So what is the Blockchain anyway? Basically it’s a technology for transactions between different people/computers. To make it work, people have to use their computers to solve very complex math problems. When they solve the problems and keep the whole thing afloat, this is called “mining”, and they get rewarded with cryptocurrency. So basically, you volunteer your computer’s time to solve math problems very, very quickly, and you get cryptocurrency in return.
How do you solve these math problems? And whose math problems should you solve? It gets very complex, but essentially, you use very powerful computer hardware–either a GPU normally built for gaming, or a specially-built, very expensive, and ultimately quite silly device called an ASIC. Let’s stick with GPUs for the moment.
Say you have a home automation computer that you also use for gaming, and it has a nice GPU already. Or say you want to see what this cryptocurrency thing is all about, so you buy a nice GPU and drop it into your HA computer. What next?
To do cryptocurrency mining for real, you’ll need a mess of other things–a “wallet” to store your coins, a “pool” of other miners to work with, etc. If you want to skip that and just see what it’s all about, I recommend using one of a few new services which abstract away all the nitty-gritty of mining and reduce the whole operation to a few clicks.
The best of these are Honeyminer and Nicehash. They scan your hardware, use it to mine any number of different cryptocurrency coins (and there are lots), and then pay you in Bitcoin which you can readily convert into real (sorry, “fiat”) money. If you want to peek under the hood, you can also use these tools (especially Honeyminer) to learn about what’s actually taking place, and then swap out the tools for the actual underlying software they’re built on. Or you can just keep using them, and enjoy the slick interfaces, etc.

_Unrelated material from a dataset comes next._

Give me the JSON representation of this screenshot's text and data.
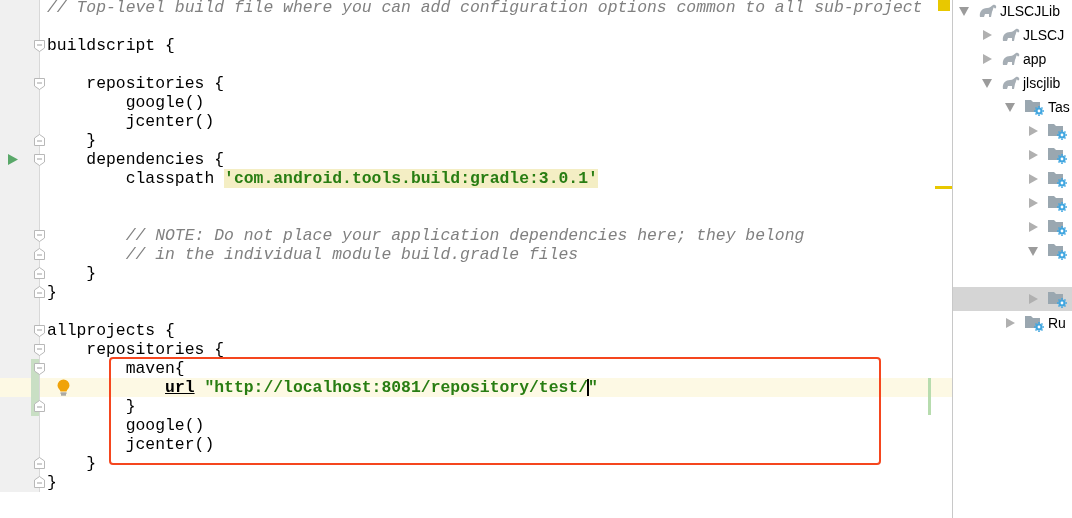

So how much can you make? It depends on what the (crazy) markets for cryptocurrencies are doing at any given moment, but with a decent GPU, you can usually make between $0.60 and $3 per day with your computer running in the background.
What’s the catch? You’re paying for the electric power it takes to run a crypocurrency mining device. So factor that in as you plan your profits. The less your power costs per kWH, the more you’ll make mining. And that’s where it gets interesting. Just like optimizing lighting costs with LEDs, or using a Nest thermostat to switch off the AC when you leave, or designing lights that are only on when you’re home, cryptocurrency mining is all about POWER CONSUMPTION. And as an HA person, you’re already good at thinking about that!

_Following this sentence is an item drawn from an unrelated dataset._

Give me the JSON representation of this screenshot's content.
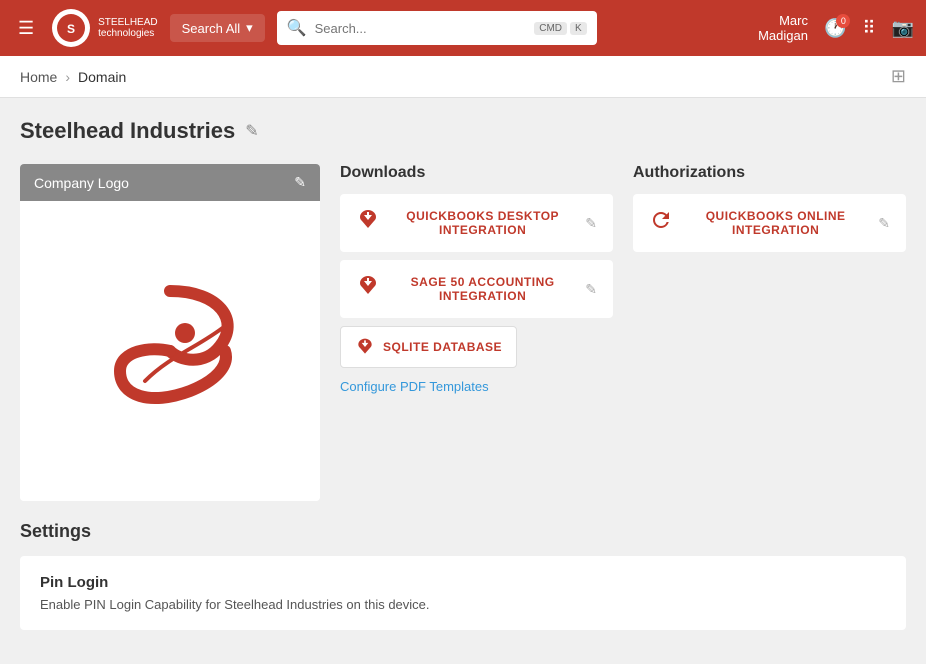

Why not try underclocking your GPU, with a program like MSI Afterburner? Switching on your computer via your HA system and mining only when you’re on your utility’s off hours rate? Dropping in a Platinum+ PSU to eek out a few extra watts? Grab a Kill-a-Watt and start optimizing!
Let me know what you think of crypo in the comments. If you want to try one of the programs I mentioned, here are affiliate links, or you can visit their websites directly.